Scanning the covers of business magazines and surfing the Internet for new business trends will result in dozens of stories about how an entrepreneur took an idea, developed it, and launched a successful business. From the start, entrepreneurs make decisions that will affect how they will be able to turn their idea into a successful enterprise and build a successful business.
“Entrepreneurs have a lot of biases that might warp their impression of an opportunity,” says Timothy B. Folta, professor of management and Thomas John and Bette Wolff Chair in Strategic Entrepreneurship in the School of Business. “That’s one of the reasons entrepreneurs are interesting. From an educational perspective one of the purposes of getting training in entrepreneurship is to protect against these biases. Being aware of them is half the battle.”
Folta arrived in Storrs earlier this year after 15 years on the faculty at Purdue University’s Krannert Graduate School of Management, where his research and teaching focused on both entrepreneurship corporate strategy and how managers and entrepreneurs use organizational design to cope with uncertainty. In addition to how decisions are made to launch a new venture, he also studies when and why entrepreneurs decide to leave their business.
A prolific author, Folta’s writing has appeared in a variety of refereed journals and has been recognized with awards from the Academy of Management and the U.S. Small Business Administration. He has been invited to present papers at universities in the United States and Europe, and received the 2009-2010 Fulbright Special Award for the 60th Anniversary of the Fulbright Program in Italy, among other honors. He serves on the editorial boards for the Strategic Management Journal, Strategic Entrepreneurship Journal, Strategy Science, and Journal of Business Venturing.
Folta says one of the major pitfalls he cautions entrepreneurs against is extreme optimism about their ideas, preferring a measured approach that still retains enthusiasm for their ideas.
“Passion matters a lot. I think passion is a byproduct of over-optimism, or at least optimism,” Folta says. “Passion can be blinding, but at the same time there is an endogeneity with passion. If you’re passionate, you can infuse that passion in the people you work with, potential investors, and other stakeholders. That’s probably an impression we have of successful entrepreneurs, but as academics we have to walk this fine line between being overly passionate. You try not to let the passion bias your decision making. You want to compartmentalize your passion. You don’t want to make decisions with passion; they should be made objectively, but interactions with people should be passionate.”

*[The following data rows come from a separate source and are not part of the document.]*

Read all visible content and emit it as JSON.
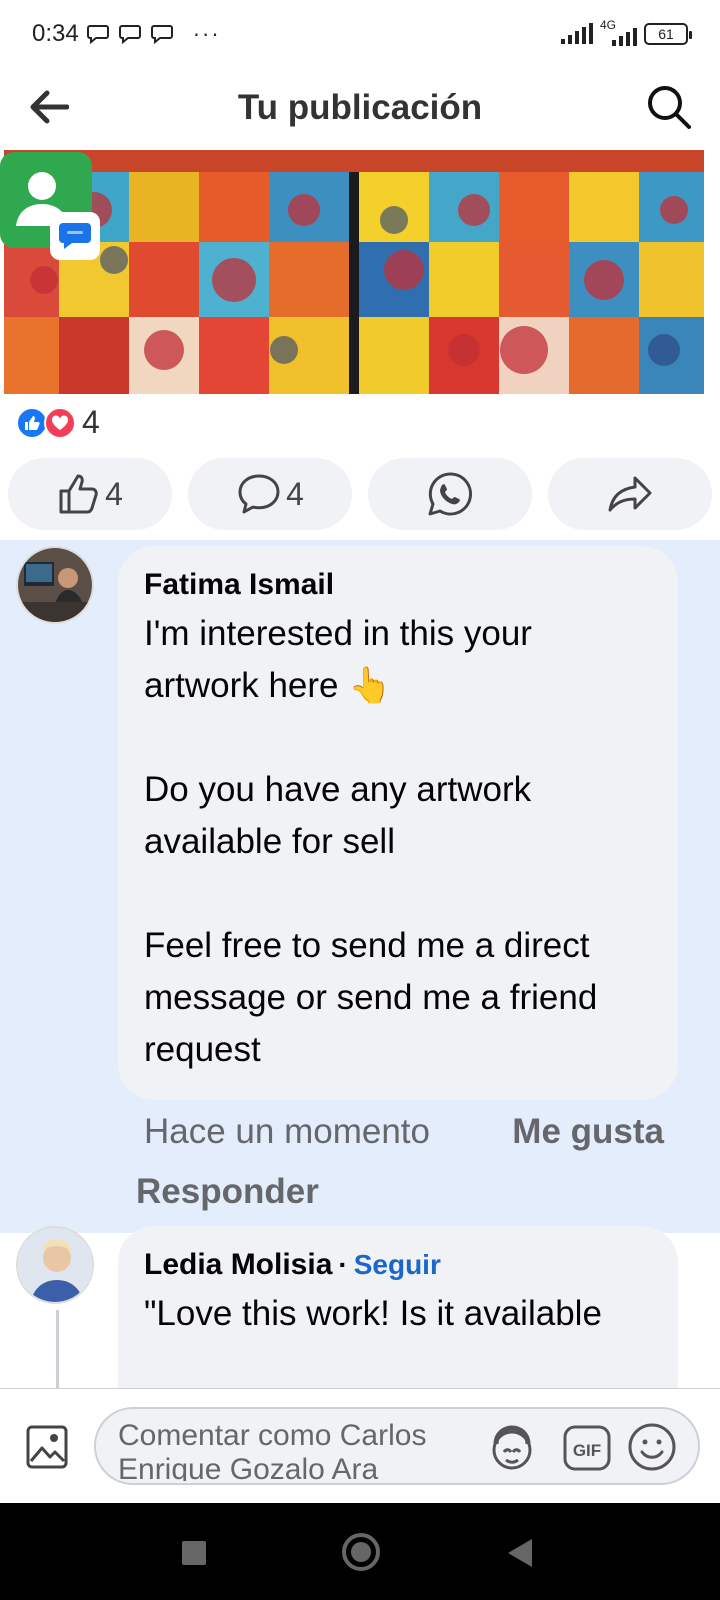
{
  "status_bar": {
    "time": "0:34",
    "dots": "···",
    "network": "4G",
    "battery": "61"
  },
  "header": {
    "title": "Tu publicación"
  },
  "post": {
    "reaction_count": "4",
    "actions": {
      "like_count": "4",
      "comment_count": "4"
    }
  },
  "comments": [
    {
      "author": "Fatima Ismail",
      "text": "I'm interested in this your\nartwork here 👆\n\nDo you have any artwork\navailable for sell\n\nFeel free to send me a direct\nmessage or send me a friend\nrequest",
      "time": "Hace un momento",
      "like_label": "Me gusta",
      "reply_label": "Responder"
    },
    {
      "author": "Ledia Molisia",
      "follow_label": "Seguir",
      "text": "\"Love this work! Is it available"
    }
  ],
  "composer": {
    "placeholder": "Comentar como Carlos Enrique Gozalo Ara"
  },
  "colors": {
    "accent": "#1877f2",
    "love": "#f33e58",
    "highlight_bg": "#e3edfc",
    "bubble_bg": "#f0f2f5",
    "follow_link": "#1b66c9"
  }
}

Even as he studies how entrepreneurs plan and develop strategies, Folta explores new areas for his research – particularly collaborative, interdisciplinary efforts. While at Purdue he served as director of BIOMEDSHIP, a program designed to study and provide leadership in biomedical entrepreneurship and innovation, which provided an opportunity to jointly teach a class on medical device entrepreneurship with the head of the School of Biomedical Engineering.
“One of the reasons I came [to UConn] was to tap into the interdisciplinary opportunities to teach entrepreneurship,” he says. “I do work in corporate strategy and entrepreneurship, but I’m reaching out to a few areas of campus to see what opportunities exist. Constraining entrepreneurship to the business school is the wrong thing to do, because ideas exist everywhere. Engineering and the sciences are frequently where the high potential ideas come from. I’m trying to reach out there.”
Two emerging areas for potential examination in entrepreneurial studies that Folta sees are in “value creation” and in better understanding organizational growth and opportunities for growth.
He says the long-established idea of maximizing shareholder wealth as the single driving force in an organization is being challenged by an emerging trend toward “social entrepreneurship,” or corporate social responsibility concerns, as well.
“We’re having a hard time grasping that in our current perspective of maximizing shareholder wealth,” Folta says. “It’s an important issue. We have to understand why this trend is emerging, because it’s an important trend, and what’s at play here. It doesn’t fit the typical mold of maximizing wealth.”
At the same time, he says, there needs to be a better understanding of trends in organizational growth. Traditional growth is based primarily on the capabilities of an organization. Today, entrepreneurial opportunities may emerge outside of a business’s capabilities but can be leveraged to generate new capabilities.